Input material:
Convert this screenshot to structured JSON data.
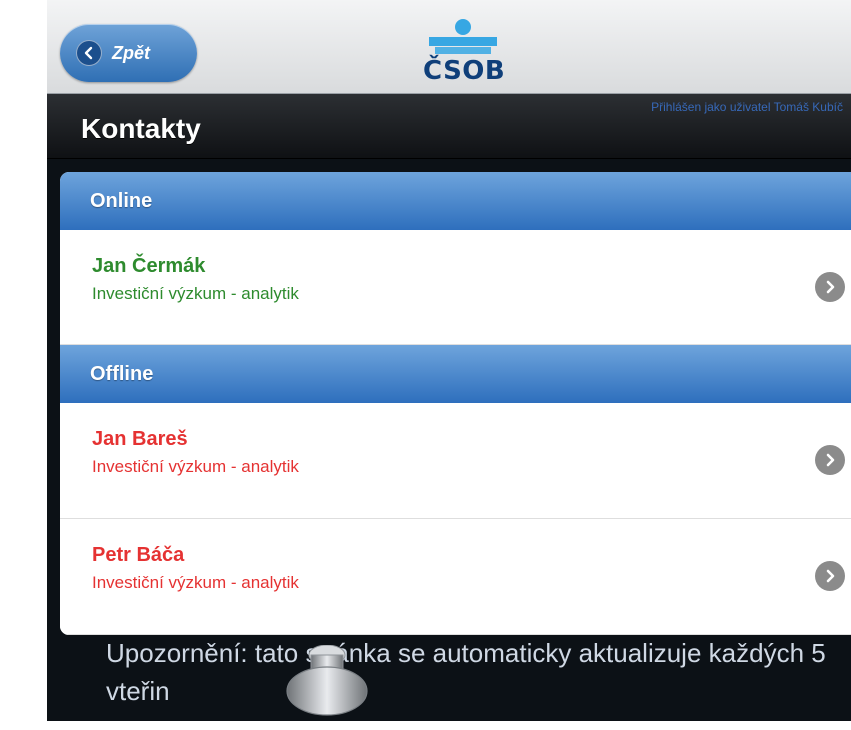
{
  "header": {
    "back_label": "Zpět",
    "logo_text": "ČSOB",
    "title": "Kontakty",
    "login_info": "Přihlášen jako uživatel Tomáš Kubíč"
  },
  "sections": [
    {
      "label": "Online",
      "contacts": [
        {
          "name": "Jan Čermák",
          "role": "Investiční výzkum - analytik",
          "status_color": "#2e8b2e"
        }
      ]
    },
    {
      "label": "Offline",
      "contacts": [
        {
          "name": "Jan Bareš",
          "role": "Investiční výzkum - analytik",
          "status_color": "#e53232"
        },
        {
          "name": "Petr Báča",
          "role": "Investiční výzkum - analytik",
          "status_color": "#e53232"
        }
      ]
    }
  ],
  "notice": "Upozornění: tato stránka se automaticky aktualizuje každých 5 vteřin",
  "icons": {
    "back": "back-arrow-icon",
    "row_arrow": "chevron-right-icon",
    "logo": "bank-logo-icon"
  },
  "colors": {
    "accent_blue": "#2e6fbd",
    "online": "#2e8b2e",
    "offline": "#e53232"
  }
}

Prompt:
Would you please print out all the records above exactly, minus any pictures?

Reply:
Convert this screenshot to structured JSON data.
{
  "header": {
    "back_label": "Zpět",
    "logo_text": "ČSOB",
    "title": "Kontakty",
    "login_info": "Přihlášen jako uživatel Tomáš Kubíč"
  },
  "sections": [
    {
      "label": "Online",
      "contacts": [
        {
          "name": "Jan Čermák",
          "role": "Investiční výzkum - analytik",
          "status_color": "#2e8b2e"
        }
      ]
    },
    {
      "label": "Offline",
      "contacts": [
        {
          "name": "Jan Bareš",
          "role": "Investiční výzkum - analytik",
          "status_color": "#e53232"
        },
        {
          "name": "Petr Báča",
          "role": "Investiční výzkum - analytik",
          "status_color": "#e53232"
        }
      ]
    }
  ],
  "notice": "Upozornění: tato stránka se automaticky aktualizuje každých 5 vteřin",
  "icons": {
    "back": "back-arrow-icon",
    "row_arrow": "chevron-right-icon",
    "logo": "bank-logo-icon"
  },
  "colors": {
    "accent_blue": "#2e6fbd",
    "online": "#2e8b2e",
    "offline": "#e53232"
  }
}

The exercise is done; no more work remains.